* Work request:
Every line below that has the string "likes" needs to be copied.

* Data records:
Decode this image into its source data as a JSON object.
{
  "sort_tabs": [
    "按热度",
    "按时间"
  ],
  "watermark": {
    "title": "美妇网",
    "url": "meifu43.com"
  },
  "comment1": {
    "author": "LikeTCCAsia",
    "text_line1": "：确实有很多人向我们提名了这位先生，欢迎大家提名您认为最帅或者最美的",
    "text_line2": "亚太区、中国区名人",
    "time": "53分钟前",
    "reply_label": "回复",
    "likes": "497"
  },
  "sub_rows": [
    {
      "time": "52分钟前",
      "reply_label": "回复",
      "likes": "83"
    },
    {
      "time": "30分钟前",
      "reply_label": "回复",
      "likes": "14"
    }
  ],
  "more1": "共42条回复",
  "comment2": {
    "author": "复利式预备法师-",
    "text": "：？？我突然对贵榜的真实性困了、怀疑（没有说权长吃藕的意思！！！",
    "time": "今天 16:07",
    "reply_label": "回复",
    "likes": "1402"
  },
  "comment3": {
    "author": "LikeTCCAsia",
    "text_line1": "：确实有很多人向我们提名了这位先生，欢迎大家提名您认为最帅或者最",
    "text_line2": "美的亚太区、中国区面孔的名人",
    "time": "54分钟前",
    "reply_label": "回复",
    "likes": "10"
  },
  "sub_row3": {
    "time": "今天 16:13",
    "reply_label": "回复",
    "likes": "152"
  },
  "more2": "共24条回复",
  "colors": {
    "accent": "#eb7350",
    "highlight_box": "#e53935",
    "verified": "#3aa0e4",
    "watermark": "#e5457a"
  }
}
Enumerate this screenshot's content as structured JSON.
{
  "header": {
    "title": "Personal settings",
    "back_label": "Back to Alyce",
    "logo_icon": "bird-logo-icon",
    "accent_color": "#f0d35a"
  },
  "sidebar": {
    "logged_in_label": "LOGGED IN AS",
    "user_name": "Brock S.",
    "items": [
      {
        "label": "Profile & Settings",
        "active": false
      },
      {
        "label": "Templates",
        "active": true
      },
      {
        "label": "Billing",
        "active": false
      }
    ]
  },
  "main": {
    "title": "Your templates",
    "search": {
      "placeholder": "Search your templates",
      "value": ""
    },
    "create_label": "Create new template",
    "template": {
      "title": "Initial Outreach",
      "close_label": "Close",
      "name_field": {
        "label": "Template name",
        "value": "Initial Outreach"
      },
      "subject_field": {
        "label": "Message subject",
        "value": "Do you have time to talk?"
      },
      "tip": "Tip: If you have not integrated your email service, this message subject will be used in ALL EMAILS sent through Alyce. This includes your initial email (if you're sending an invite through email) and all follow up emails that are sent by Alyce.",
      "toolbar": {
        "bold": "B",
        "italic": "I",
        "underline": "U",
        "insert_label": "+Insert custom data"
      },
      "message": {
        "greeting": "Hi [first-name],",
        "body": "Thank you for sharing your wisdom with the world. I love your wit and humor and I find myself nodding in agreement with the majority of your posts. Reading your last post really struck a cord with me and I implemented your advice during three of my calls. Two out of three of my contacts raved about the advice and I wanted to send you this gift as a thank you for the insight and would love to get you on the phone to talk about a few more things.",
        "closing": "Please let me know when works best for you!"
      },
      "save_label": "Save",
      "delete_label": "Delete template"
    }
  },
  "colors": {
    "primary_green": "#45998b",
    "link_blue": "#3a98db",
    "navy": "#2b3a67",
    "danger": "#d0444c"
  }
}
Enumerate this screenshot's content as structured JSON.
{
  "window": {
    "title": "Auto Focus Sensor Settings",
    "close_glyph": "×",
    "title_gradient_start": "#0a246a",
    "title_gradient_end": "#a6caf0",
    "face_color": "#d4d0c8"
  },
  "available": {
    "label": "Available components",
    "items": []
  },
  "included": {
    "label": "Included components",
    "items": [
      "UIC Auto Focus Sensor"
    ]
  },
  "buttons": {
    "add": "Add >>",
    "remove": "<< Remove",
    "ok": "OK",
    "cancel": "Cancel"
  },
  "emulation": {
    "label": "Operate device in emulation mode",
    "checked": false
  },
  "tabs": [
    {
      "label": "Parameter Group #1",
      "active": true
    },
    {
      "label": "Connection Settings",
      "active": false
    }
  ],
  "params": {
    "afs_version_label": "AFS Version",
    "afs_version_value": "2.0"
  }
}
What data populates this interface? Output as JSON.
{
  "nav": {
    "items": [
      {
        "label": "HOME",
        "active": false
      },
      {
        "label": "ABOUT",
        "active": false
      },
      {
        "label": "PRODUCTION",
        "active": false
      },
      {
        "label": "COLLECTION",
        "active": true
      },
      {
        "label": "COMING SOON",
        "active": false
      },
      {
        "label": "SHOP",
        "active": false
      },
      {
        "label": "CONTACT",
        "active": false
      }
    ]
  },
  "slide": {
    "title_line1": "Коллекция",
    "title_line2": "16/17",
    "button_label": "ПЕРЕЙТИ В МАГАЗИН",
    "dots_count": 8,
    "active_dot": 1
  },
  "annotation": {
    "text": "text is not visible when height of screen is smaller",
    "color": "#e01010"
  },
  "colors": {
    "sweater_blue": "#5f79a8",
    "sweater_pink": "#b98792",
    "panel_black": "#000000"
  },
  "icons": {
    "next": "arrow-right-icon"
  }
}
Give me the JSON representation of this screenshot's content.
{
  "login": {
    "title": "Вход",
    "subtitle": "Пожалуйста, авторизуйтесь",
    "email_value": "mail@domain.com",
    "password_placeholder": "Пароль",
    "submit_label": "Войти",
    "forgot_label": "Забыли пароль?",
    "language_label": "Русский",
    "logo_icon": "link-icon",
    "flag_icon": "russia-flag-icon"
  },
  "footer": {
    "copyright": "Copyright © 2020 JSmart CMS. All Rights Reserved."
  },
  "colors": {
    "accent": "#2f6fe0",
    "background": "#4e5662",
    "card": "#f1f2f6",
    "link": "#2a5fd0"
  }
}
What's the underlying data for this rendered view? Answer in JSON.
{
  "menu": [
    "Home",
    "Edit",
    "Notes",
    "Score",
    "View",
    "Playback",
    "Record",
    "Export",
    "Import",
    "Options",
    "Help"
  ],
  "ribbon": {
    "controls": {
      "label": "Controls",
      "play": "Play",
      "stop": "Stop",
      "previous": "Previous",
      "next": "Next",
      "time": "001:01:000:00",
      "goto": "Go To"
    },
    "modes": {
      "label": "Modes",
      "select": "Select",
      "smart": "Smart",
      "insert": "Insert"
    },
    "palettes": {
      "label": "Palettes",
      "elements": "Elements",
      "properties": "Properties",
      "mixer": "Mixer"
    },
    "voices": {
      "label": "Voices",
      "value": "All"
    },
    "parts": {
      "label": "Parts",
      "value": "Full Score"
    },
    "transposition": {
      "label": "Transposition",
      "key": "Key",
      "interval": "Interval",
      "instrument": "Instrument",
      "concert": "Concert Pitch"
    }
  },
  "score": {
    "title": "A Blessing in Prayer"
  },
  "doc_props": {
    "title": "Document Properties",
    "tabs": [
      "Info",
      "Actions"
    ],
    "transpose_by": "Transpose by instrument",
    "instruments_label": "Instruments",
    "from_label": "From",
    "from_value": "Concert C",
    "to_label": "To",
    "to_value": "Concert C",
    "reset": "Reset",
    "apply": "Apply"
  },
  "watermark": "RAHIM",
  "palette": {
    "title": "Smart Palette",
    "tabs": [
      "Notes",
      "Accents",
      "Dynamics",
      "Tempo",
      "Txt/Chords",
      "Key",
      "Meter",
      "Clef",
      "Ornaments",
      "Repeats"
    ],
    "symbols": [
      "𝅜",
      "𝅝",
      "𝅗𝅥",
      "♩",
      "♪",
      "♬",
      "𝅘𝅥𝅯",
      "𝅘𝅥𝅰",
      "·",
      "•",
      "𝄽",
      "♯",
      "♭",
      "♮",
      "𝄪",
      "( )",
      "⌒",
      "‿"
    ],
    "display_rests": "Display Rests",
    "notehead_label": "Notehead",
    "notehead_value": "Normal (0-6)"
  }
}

* Answer:
    "likes": "497"
      "likes": "83"
      "likes": "14"
    "likes": "1402"
    "likes": "10"
    "likes": "152"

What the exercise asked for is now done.